I'm not going to get into the issue of prenatal testing on this post. I'll save that rant for another time. (But just as a teaser... did you know that about 80 - 90% of people who find out prenatally that their child has DS will abort? And most of them will have never actually spoken to a parent of a child with DS to find out what it's really like). What I want to vent about is the media.

I've had enough experience through Tom and his work to know that the media always seems to have an angle. I'm becoming very cynical about what I read in the paper as I know quotes and stories are manipulated to achieve certain goals. Just as an example, we have a local paper in our town that doesn't like the current Mayor. It's interesting to see how they very rarely now photograph her in Mayoral activities or give press to the positive things she is doing. In our own dealings with the press for our Buddy Walk, my friend Susan and I are always extremely clear with the reporter to avoid terms like "suffering from" or "afflicted with" DS. We emphasize people-first language (ie a child with DS) instead of terms like "down syndrome child" or "a downs". But even then, the poor old child attitude comes through, along with outdated stereotypes and facts that are sometimes just plain wrong. That's why I want to continue to advocate on behalf of people with DS. So that we DON'T need to continue to educate everytime we do an interview. So that old stereotypes and misdated information aren't taken as facts. So that people with DS are presented first and foremost as people... doing regular old people things. And that's why I continue to celebrate reporters, magazines and newspapers that DO report well. I hope to post some more good news stories as I come across them in the future.
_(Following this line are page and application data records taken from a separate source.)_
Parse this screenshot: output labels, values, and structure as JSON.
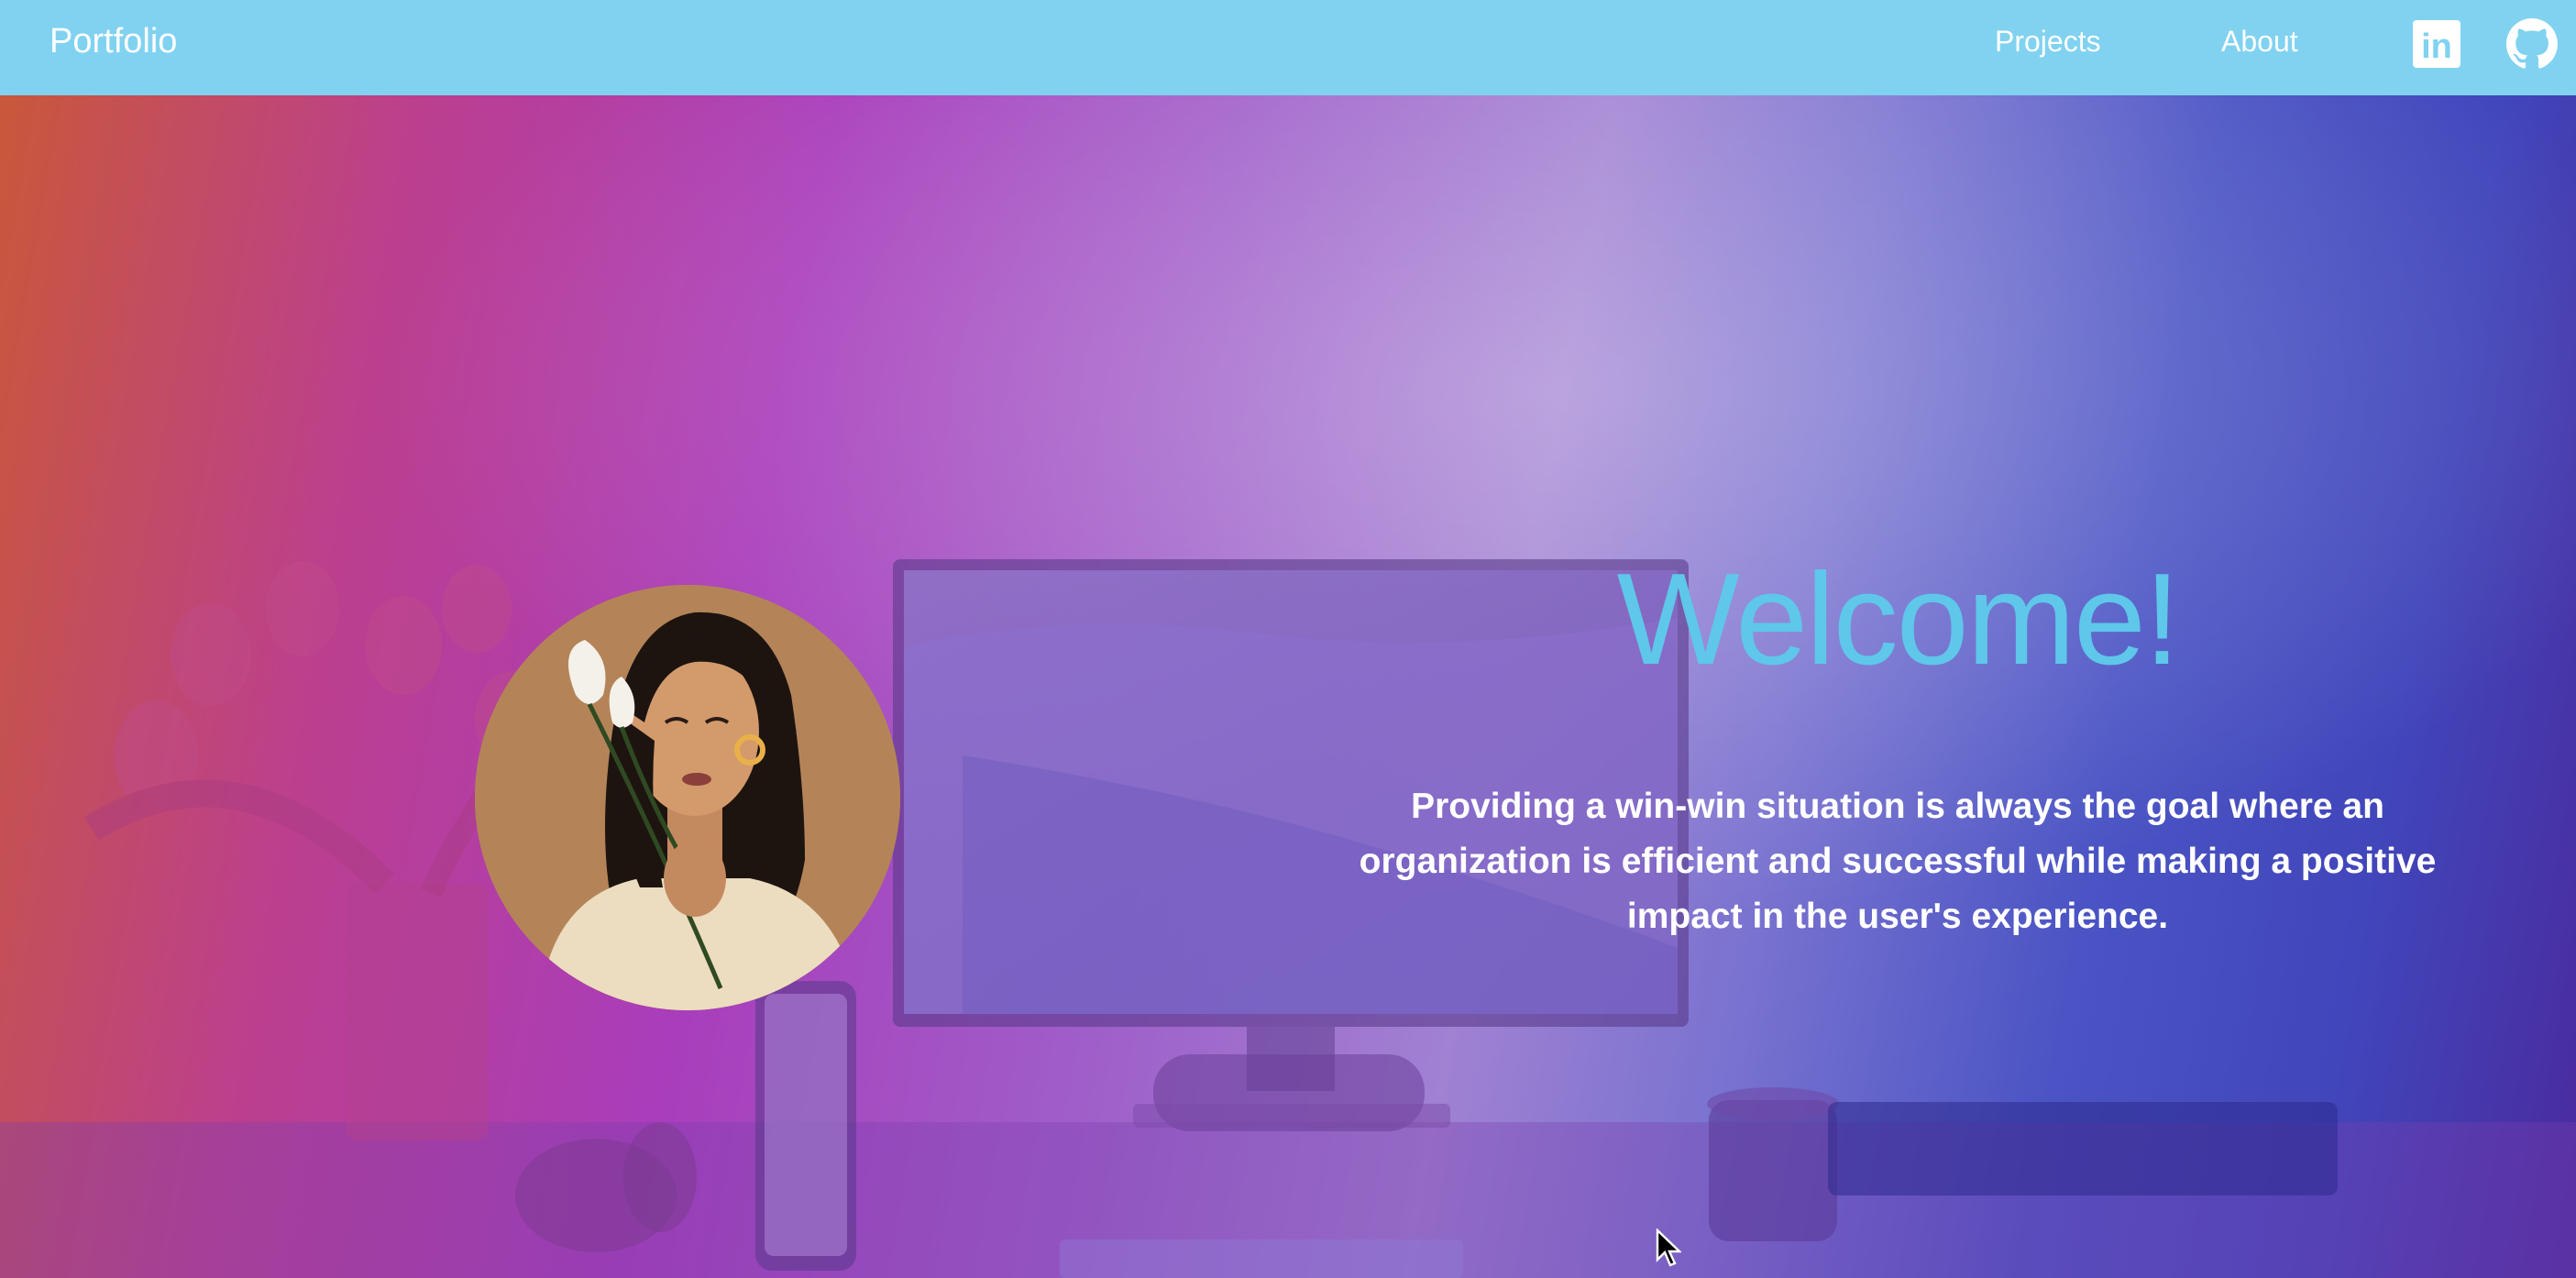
{
  "navbar": {
    "brand": "Portfolio",
    "links": [
      {
        "label": "Projects"
      },
      {
        "label": "About"
      }
    ],
    "social": [
      {
        "icon": "linkedin-icon",
        "text": "in"
      },
      {
        "icon": "github-icon"
      }
    ],
    "background_color": "#80d2f0"
  },
  "hero": {
    "title": "Welcome!",
    "tagline": "Providing a win-win situation is always the goal where an organization is efficient and successful while making a positive impact in the user's experience.",
    "title_color": "#5ec7ea"
  }
}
Now back to this magazine...I'm baffled as to the thoughts of the editor in this case. Could it honestly just be a coincidence that this magazine chose to do this? It could be possible although I have a hard time believing that no one at the magazine recognized that they had a cover of children with DS on an issue discussing prenatal testing. Looking on the bright side... do they think that by putting a picture of beautiful kids who happen to have DS on the cover, they somehow negate what's written inside? Are they trying to show the positives? I'm not sure and not very hopeful that that's the case. I honestly cannot fathom what was going through this man's mind when he did this. In any event, I know Jan, her husband and the parents of the other children feel used, betrayed and lied to. I know that there have been letters to the editor already written and am looking forward to seeing the outcome of this. I hope that the editor will apologize and realize what he's done.